It’s been a while since my last post and I’ve been meaning to create a page for identifying and distinguishing molars a while now, but I’ve finally gotten round to it.

At university and during my time as an undergraduate I found it quite difficult to  distinguish between the different teeth – particularly the molars. As my PhD project focuses on these teeth I had to quickly gets to grips with identifying molar teeth correctly. I’ve therefore created a new page to help other osteologists out there who need some extra help!

This page only includes the upper and lower permanent molars as they are the teeth I am most familiar with. Also, some of the tips and features I have mentioned below are from my own observations although the majority come from Simon Hillson’s book ‘Dental Anthropology,’ (1996) which I highly recommend if you are going to spend any time looking at teeth.

Go and check it out here! Also, I’m always happy to receive feedback and comments 🙂

Onto the Next Step….

Outside of the Royal College of Surgeons. Image taken from http://nobelbiocare-eyearcourse.com/fgdp.html.

Outside of the Royal College of Surgeons. Image taken from http://nobelbiocare-eyearcourse.com/fgdp.html.

 

I have just come back off a lovely 2 week holiday and I am now about to start the next chapter/step in my career and life. In one of  my last posts I said I will be starting a PhD at the Univeristy of Southampton looking to imporve the methods used for aging adult human skeletons from their dentition. In order to do this I have had to stop volunteering at the Royal College of Surgeons. This came to a natural end as I finished inventoring the last collection I worked with, which included neonatal dentition. I hope to return to the College in the future to volunteer once I’ve settled into the PhD but only if time allows.

I therefore wanted to write a thank you to the Museums Department for giving me the opportunity to work with some incredible human remains collections. It was great to be able to apply the knowledge I had gained at university to good use and I learnt so much. With the first two collections I worked with I was able to appreciate the extent of normal variation that can be observed in the human skeleton and increase my knowledge of neonatal pathology.

The third and final collection I worked with has provided me in good stead for the next step in my education and career. At the end of September I will be starting a PhD in dental morphology and inventorying the Stack collection of neonatal dentition has been a great help. Although my PhD will be using adult dentition to improve current age estimation methods for skeletal individuals having the knowledge base of neonatal dentition will, I’m sure, come in great use.

I have thoroughly enjoyed my time volunteering for the museums department and I do hope to come back in the future. Not only has the collections I have worked with been incredible but so are the people.
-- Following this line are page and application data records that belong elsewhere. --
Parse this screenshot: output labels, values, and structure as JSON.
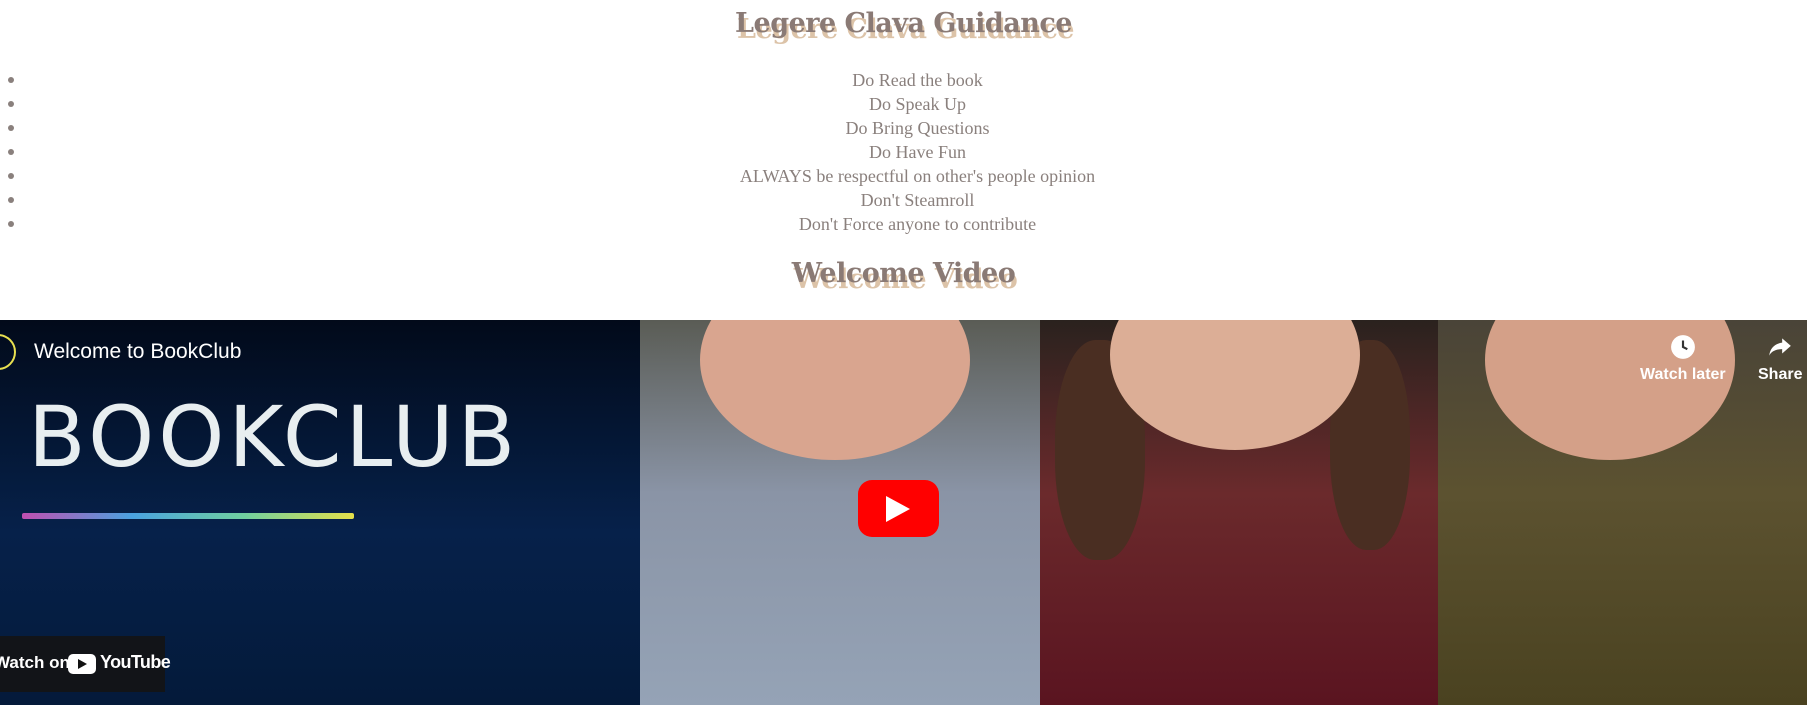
{
  "page": {
    "guidance_title": "Legere Clava Guidance",
    "rules": [
      "Do Read the book",
      "Do Speak Up",
      "Do Bring Questions",
      "Do Have Fun",
      "ALWAYS be respectful on other's people opinion",
      "Don't Steamroll",
      "Don't Force anyone to contribute"
    ],
    "video_title": "Welcome Video"
  },
  "video": {
    "title": "Welcome to BookClub",
    "thumbnail_text": "BOOKCLUB",
    "watch_later_label": "Watch later",
    "share_label": "Share",
    "watch_on_label": "Watch on",
    "youtube_label": "YouTube"
  },
  "colors": {
    "heading": "#8a7a75",
    "heading_shadow": "#dcc3a8",
    "text": "#8a807d",
    "play_button": "#ff0000"
  },
  "icons": [
    "clock-icon",
    "share-arrow-icon",
    "play-icon",
    "youtube-logo-icon",
    "channel-avatar-icon"
  ]
}
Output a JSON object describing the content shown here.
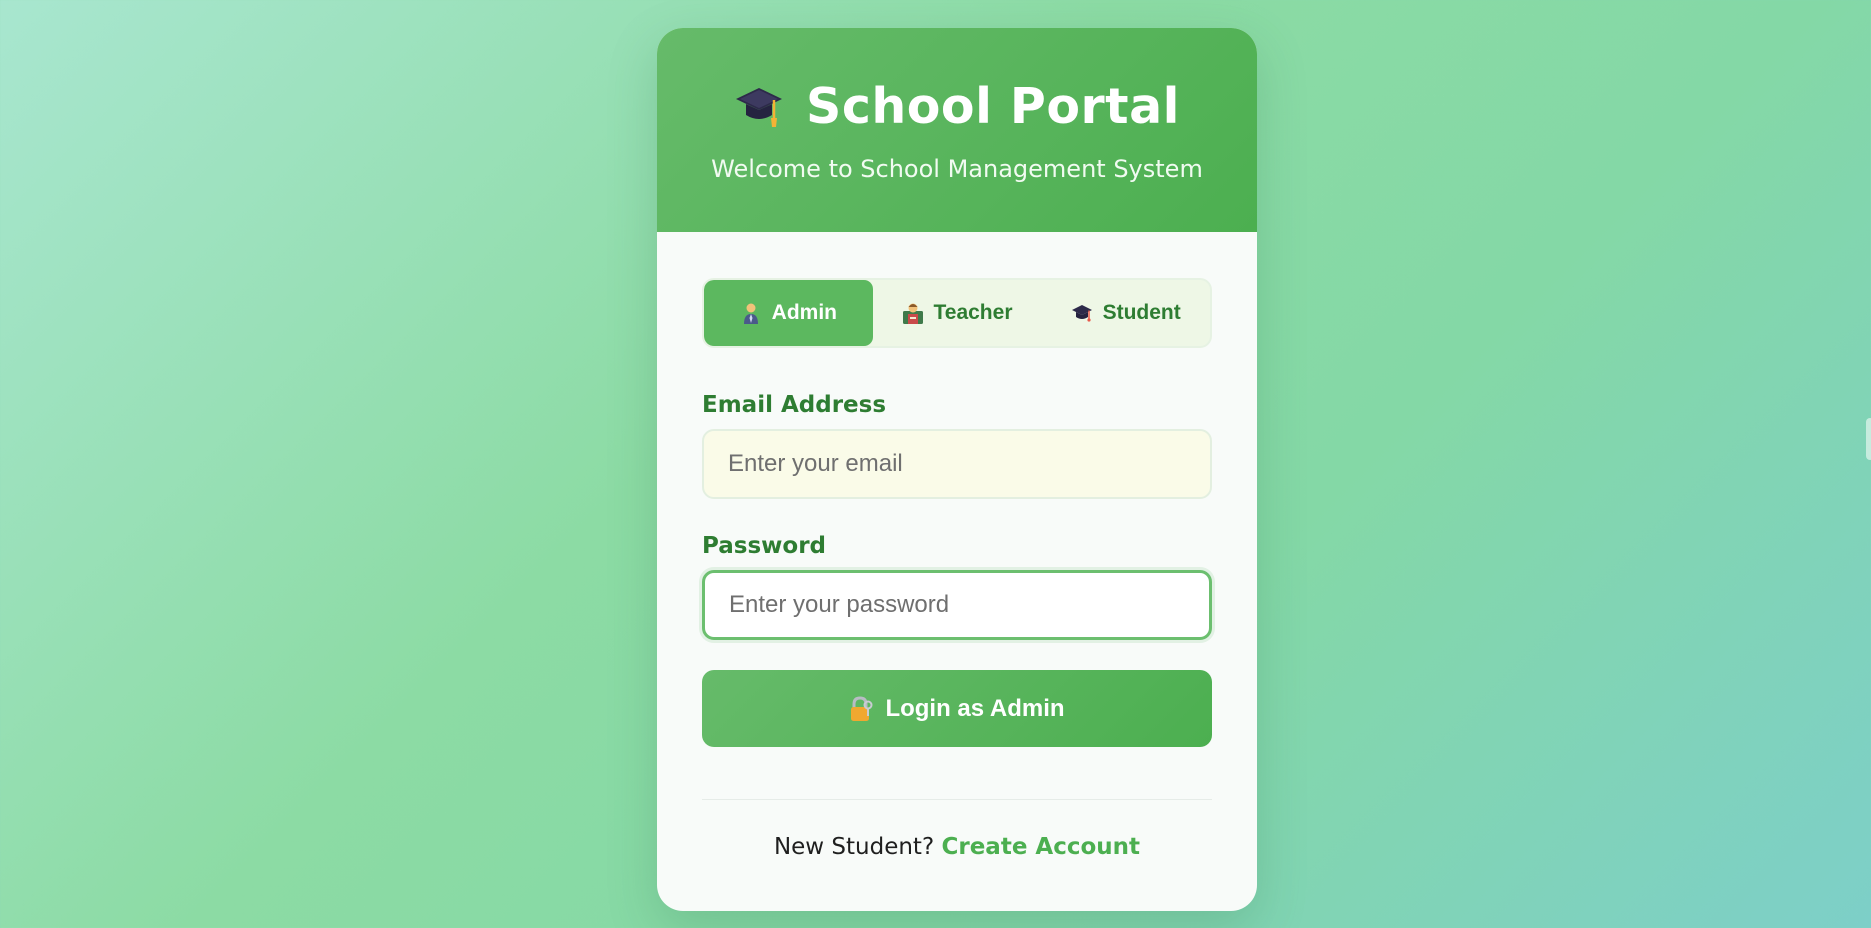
{
  "header": {
    "title": "School Portal",
    "subtitle": "Welcome to School Management System",
    "icon": "graduation-cap-icon"
  },
  "role_tabs": [
    {
      "label": "Admin",
      "icon": "admin-person-icon",
      "active": true
    },
    {
      "label": "Teacher",
      "icon": "teacher-icon",
      "active": false
    },
    {
      "label": "Student",
      "icon": "graduation-cap-icon",
      "active": false
    }
  ],
  "form": {
    "email_label": "Email Address",
    "email_placeholder": "Enter your email",
    "email_value": "",
    "password_label": "Password",
    "password_placeholder": "Enter your password",
    "password_value": "",
    "submit_label": "Login as Admin",
    "submit_icon": "lock-key-icon"
  },
  "footer": {
    "prompt": "New Student?",
    "link_label": "Create Account"
  },
  "colors": {
    "primary": "#4caf50",
    "primary_light": "#66bb6a",
    "label_green": "#2e7d32",
    "background_start": "#a8e6cf",
    "background_end": "#7dcfc8"
  }
}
My time at the college would not have been nearly as good if the department wasn’t filled with such lovely, friendly and interesting people.

I will miss coming into the College once a week but I will definitely be going back – I’ve already booked myself onto two lunchtime lectures! So thank you again, it’s been an invaluable experience. 
Now on to the next chapter…

June’s Skull of the Month – the Domestic Cat

cat_lat_800I can’t believe that it’s June already. That means that this is my 7th skull as my 8th month with this blog – doesn’t time fly when you’re having fun! I was trying to decide which animal to look at this for this month’s Skull of the Month and thought what about the domestic cat; I’ve done the domestic dog so why not cats?!

Click here to go straight to the page.